[Element data from apps and pages]
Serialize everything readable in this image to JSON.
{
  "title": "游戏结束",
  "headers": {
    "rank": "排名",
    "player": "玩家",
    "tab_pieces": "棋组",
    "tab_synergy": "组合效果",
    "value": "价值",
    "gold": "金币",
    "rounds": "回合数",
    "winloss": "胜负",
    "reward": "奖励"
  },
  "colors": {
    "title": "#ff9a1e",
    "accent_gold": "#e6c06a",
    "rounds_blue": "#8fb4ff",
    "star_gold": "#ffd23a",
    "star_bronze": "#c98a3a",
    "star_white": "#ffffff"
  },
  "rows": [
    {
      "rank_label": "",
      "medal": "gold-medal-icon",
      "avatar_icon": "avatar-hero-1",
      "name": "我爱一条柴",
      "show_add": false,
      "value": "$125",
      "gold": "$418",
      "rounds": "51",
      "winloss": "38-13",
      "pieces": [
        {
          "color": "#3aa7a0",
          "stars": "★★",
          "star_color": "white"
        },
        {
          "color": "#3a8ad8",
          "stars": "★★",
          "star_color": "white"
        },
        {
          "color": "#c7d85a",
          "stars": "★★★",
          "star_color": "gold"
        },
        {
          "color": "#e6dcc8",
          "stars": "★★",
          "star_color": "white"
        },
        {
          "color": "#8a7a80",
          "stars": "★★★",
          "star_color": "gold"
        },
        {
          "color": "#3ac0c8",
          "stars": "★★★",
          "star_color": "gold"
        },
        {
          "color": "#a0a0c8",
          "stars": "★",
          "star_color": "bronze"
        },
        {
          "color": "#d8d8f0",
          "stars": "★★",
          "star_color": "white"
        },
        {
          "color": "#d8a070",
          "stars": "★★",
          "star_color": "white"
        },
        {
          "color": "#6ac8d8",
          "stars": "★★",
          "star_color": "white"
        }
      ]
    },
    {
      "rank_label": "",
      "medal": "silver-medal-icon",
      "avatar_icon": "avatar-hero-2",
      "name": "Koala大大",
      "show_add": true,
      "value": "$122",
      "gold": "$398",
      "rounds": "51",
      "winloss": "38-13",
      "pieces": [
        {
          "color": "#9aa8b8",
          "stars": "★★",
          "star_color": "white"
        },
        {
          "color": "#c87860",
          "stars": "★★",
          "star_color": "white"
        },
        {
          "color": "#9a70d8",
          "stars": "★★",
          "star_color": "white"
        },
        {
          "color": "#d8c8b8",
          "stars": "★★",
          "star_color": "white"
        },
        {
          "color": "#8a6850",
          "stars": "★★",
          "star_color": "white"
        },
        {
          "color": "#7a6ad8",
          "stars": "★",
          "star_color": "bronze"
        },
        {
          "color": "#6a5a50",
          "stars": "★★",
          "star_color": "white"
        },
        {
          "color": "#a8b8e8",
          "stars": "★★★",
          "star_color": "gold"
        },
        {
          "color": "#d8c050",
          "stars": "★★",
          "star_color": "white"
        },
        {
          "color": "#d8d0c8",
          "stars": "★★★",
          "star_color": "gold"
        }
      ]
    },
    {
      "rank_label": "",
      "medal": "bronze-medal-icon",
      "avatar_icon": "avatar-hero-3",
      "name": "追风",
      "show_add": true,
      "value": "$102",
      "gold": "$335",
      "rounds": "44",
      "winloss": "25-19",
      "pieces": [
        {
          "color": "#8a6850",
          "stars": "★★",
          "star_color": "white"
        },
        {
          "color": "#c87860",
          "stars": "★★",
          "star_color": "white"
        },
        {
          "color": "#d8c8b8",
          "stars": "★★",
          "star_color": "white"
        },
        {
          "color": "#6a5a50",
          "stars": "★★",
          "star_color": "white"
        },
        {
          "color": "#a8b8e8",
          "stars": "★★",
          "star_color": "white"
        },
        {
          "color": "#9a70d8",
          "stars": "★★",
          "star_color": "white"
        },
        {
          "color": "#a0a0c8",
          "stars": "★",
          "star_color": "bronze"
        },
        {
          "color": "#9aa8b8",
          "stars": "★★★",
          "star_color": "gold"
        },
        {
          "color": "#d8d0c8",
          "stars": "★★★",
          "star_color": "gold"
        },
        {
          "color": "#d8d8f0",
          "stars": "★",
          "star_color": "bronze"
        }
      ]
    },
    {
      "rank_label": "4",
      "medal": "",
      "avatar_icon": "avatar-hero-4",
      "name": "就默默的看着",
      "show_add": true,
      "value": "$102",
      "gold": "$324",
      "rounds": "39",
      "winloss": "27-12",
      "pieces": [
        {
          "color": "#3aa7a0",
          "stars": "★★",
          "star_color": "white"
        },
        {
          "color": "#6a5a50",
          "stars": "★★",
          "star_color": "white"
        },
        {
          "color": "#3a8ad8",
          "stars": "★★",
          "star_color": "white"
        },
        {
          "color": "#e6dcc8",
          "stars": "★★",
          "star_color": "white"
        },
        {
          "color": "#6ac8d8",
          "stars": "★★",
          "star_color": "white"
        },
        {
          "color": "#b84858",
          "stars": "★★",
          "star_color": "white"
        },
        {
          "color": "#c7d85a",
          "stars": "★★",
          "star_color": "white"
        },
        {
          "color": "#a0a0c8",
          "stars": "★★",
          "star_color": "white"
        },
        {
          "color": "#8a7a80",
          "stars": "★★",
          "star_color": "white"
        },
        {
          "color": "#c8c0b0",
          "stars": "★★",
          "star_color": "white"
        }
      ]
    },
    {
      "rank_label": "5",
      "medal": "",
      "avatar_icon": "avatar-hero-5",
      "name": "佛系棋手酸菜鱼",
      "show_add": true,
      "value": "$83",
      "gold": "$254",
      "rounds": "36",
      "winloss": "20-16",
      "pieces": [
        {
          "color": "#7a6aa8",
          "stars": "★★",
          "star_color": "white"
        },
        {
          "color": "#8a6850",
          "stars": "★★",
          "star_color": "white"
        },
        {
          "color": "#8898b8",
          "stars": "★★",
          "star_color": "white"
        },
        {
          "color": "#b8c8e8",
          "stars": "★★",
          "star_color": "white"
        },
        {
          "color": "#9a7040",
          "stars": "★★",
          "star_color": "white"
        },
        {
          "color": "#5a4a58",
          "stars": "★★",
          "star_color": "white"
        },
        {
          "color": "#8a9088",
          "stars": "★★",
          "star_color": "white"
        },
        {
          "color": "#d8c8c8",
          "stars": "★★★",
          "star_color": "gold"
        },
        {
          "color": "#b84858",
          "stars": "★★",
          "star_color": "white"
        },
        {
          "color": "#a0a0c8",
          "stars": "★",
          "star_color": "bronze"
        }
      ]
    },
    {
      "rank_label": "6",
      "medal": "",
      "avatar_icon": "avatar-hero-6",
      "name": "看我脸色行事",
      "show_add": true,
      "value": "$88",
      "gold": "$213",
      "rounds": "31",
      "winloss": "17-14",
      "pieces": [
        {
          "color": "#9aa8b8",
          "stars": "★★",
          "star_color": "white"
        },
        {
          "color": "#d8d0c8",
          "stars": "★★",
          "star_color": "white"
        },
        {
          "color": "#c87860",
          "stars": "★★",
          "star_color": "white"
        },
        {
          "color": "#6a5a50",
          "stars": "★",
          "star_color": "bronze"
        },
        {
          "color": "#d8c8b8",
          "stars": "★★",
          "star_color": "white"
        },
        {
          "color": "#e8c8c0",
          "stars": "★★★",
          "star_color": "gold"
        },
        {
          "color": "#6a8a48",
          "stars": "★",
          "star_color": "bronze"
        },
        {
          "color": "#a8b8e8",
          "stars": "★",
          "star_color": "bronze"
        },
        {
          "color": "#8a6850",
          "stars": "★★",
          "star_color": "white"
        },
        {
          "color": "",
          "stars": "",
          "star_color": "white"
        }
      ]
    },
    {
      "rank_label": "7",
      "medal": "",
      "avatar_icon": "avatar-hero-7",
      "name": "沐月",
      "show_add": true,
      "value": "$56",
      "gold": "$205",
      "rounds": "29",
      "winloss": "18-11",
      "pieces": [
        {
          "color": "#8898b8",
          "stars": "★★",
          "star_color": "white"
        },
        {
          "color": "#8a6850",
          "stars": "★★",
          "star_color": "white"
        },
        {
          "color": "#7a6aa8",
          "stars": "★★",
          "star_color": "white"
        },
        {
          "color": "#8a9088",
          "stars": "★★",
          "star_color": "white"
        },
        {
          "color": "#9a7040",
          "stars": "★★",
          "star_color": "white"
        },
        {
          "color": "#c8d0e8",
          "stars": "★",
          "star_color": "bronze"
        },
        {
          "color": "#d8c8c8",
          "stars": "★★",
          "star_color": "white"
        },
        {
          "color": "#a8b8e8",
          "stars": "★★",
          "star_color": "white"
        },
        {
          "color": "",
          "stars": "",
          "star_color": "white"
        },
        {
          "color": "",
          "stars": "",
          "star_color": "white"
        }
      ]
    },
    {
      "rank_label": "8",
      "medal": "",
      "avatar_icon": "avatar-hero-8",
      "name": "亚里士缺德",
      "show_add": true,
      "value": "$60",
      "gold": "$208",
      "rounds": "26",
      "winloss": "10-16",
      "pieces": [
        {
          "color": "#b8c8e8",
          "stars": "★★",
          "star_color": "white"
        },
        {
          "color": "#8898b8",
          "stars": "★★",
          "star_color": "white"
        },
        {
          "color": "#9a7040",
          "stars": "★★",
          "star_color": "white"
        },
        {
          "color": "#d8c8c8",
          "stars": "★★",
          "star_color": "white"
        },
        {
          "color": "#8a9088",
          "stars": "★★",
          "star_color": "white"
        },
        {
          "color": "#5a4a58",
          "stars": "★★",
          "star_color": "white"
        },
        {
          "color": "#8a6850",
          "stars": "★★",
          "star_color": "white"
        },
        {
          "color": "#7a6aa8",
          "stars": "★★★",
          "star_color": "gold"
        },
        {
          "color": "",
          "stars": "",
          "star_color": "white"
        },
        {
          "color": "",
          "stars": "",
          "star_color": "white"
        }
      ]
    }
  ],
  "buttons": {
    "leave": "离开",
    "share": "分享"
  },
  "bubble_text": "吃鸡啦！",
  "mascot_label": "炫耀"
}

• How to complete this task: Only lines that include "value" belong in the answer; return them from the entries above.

• Solution for this exercise:
    "value": "价值",
      "value": "$125",
      "value": "$122",
      "value": "$102",
      "value": "$102",
      "value": "$83",
      "value": "$88",
      "value": "$56",
      "value": "$60",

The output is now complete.